TASK INSTRUCTIONS
Set down the whole listing verbatim.

INPUT FOR THIS TASK
———

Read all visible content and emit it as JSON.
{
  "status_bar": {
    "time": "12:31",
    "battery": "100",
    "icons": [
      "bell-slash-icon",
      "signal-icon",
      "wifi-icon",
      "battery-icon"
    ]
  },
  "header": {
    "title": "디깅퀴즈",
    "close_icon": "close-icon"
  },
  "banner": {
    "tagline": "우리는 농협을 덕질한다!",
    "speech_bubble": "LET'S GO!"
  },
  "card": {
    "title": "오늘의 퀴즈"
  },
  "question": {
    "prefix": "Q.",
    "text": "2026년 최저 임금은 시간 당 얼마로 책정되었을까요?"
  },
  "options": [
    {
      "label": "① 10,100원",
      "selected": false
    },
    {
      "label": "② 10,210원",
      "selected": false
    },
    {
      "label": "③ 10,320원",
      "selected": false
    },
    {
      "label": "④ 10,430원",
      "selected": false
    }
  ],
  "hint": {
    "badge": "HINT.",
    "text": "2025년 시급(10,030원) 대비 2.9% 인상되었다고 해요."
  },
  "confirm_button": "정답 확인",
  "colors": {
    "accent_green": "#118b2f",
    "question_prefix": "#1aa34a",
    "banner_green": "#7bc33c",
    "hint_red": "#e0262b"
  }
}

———

EXERCISE SOLUTION
Read all visible content and emit it as JSON.
{
  "status_bar": {
    "time": "12:31",
    "battery": "100",
    "icons": [
      "bell-slash-icon",
      "signal-icon",
      "wifi-icon",
      "battery-icon"
    ]
  },
  "header": {
    "title": "디깅퀴즈",
    "close_icon": "close-icon"
  },
  "banner": {
    "tagline": "우리는 농협을 덕질한다!",
    "speech_bubble": "LET'S GO!"
  },
  "card": {
    "title": "오늘의 퀴즈"
  },
  "question": {
    "prefix": "Q.",
    "text": "2026년 최저 임금은 시간 당 얼마로 책정되었을까요?"
  },
  "options": [
    {
      "label": "① 10,100원",
      "selected": false
    },
    {
      "label": "② 10,210원",
      "selected": false
    },
    {
      "label": "③ 10,320원",
      "selected": false
    },
    {
      "label": "④ 10,430원",
      "selected": false
    }
  ],
  "hint": {
    "badge": "HINT.",
    "text": "2025년 시급(10,030원) 대비 2.9% 인상되었다고 해요."
  },
  "confirm_button": "정답 확인",
  "colors": {
    "accent_green": "#118b2f",
    "question_prefix": "#1aa34a",
    "banner_green": "#7bc33c",
    "hint_red": "#e0262b"
  }
}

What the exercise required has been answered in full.